**ACTIVITY**
Copy out the records precisely, omitting pictures.

**DATA TO USE**
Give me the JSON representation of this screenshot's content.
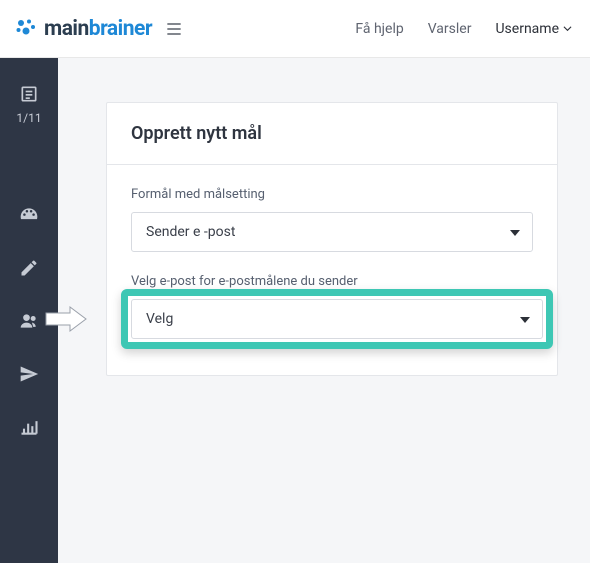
{
  "header": {
    "logo_main": "main",
    "logo_brainer": "brainer",
    "nav": {
      "help": "Få hjelp",
      "alerts": "Varsler",
      "username": "Username"
    }
  },
  "sidebar": {
    "step_counter": "1/11"
  },
  "card": {
    "title": "Opprett nytt mål",
    "purpose": {
      "label": "Formål med målsetting",
      "value": "Sender e -post"
    },
    "email_select": {
      "label": "Velg e-post for e-postmålene du sender",
      "value": "Velg"
    }
  }
}
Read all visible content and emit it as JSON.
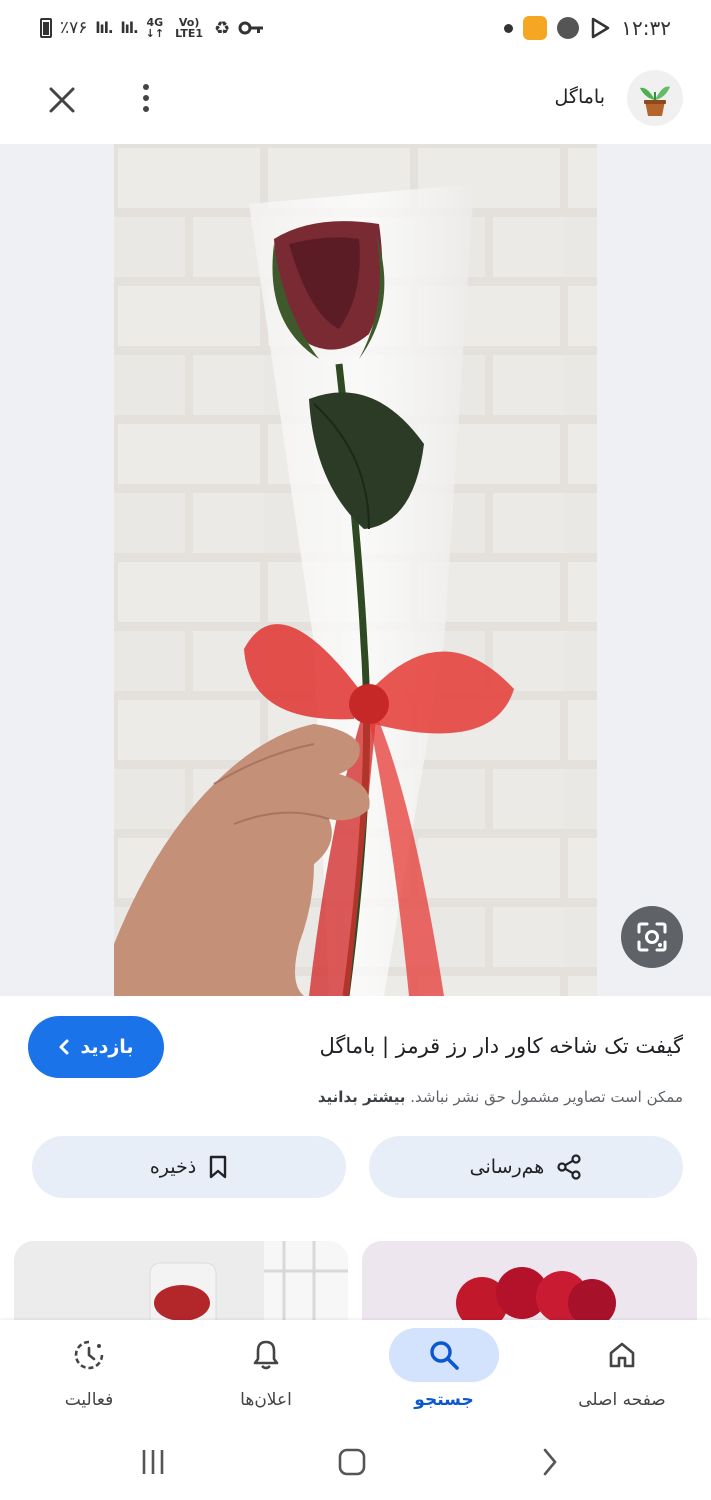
{
  "status_bar": {
    "battery": "٪۷۶",
    "signal1": "lıl.",
    "signal2": "lıl.",
    "network_top": "4G",
    "network_bottom": "Vo) LTE1",
    "time": "۱۲:۳۲"
  },
  "header": {
    "site_name": "باماگل",
    "icons": {
      "close": "close-icon",
      "more": "more-vert-icon",
      "logo": "potted-plant-icon"
    }
  },
  "image": {
    "description_icon": "lens-icon"
  },
  "result": {
    "visit_label": "بازدید",
    "title": "گیفت تک شاخه کاور دار رز قرمز | باماگل",
    "copyright_text": "ممکن است تصاویر مشمول حق نشر نباشد.",
    "learn_more": "بیشتر بدانید",
    "share_label": "هم‌رسانی",
    "save_label": "ذخیره"
  },
  "bottom_nav": {
    "items": [
      {
        "label": "صفحه اصلی",
        "icon": "home-icon"
      },
      {
        "label": "جستجو",
        "icon": "search-icon"
      },
      {
        "label": "اعلان‌ها",
        "icon": "bell-icon"
      },
      {
        "label": "فعالیت",
        "icon": "activity-icon"
      }
    ],
    "active_index": 1
  },
  "colors": {
    "accent": "#1a73e8",
    "chip_bg": "#e8eef7",
    "active_nav_bg": "#d3e3fd"
  }
}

**OUTPUT BELOW**
Give me the JSON representation of this screenshot's content.
{
  "header": {
    "logo_main": "main",
    "logo_brainer": "brainer",
    "nav": {
      "help": "Få hjelp",
      "alerts": "Varsler",
      "username": "Username"
    }
  },
  "sidebar": {
    "step_counter": "1/11"
  },
  "card": {
    "title": "Opprett nytt mål",
    "purpose": {
      "label": "Formål med målsetting",
      "value": "Sender e -post"
    },
    "email_select": {
      "label": "Velg e-post for e-postmålene du sender",
      "value": "Velg"
    }
  }
}
Read all visible content and emit it as JSON.
{
  "status_bar": {
    "battery": "٪۷۶",
    "signal1": "lıl.",
    "signal2": "lıl.",
    "network_top": "4G",
    "network_bottom": "Vo) LTE1",
    "time": "۱۲:۳۲"
  },
  "header": {
    "site_name": "باماگل",
    "icons": {
      "close": "close-icon",
      "more": "more-vert-icon",
      "logo": "potted-plant-icon"
    }
  },
  "image": {
    "description_icon": "lens-icon"
  },
  "result": {
    "visit_label": "بازدید",
    "title": "گیفت تک شاخه کاور دار رز قرمز | باماگل",
    "copyright_text": "ممکن است تصاویر مشمول حق نشر نباشد.",
    "learn_more": "بیشتر بدانید",
    "share_label": "هم‌رسانی",
    "save_label": "ذخیره"
  },
  "bottom_nav": {
    "items": [
      {
        "label": "صفحه اصلی",
        "icon": "home-icon"
      },
      {
        "label": "جستجو",
        "icon": "search-icon"
      },
      {
        "label": "اعلان‌ها",
        "icon": "bell-icon"
      },
      {
        "label": "فعالیت",
        "icon": "activity-icon"
      }
    ],
    "active_index": 1
  },
  "colors": {
    "accent": "#1a73e8",
    "chip_bg": "#e8eef7",
    "active_nav_bg": "#d3e3fd"
  }
}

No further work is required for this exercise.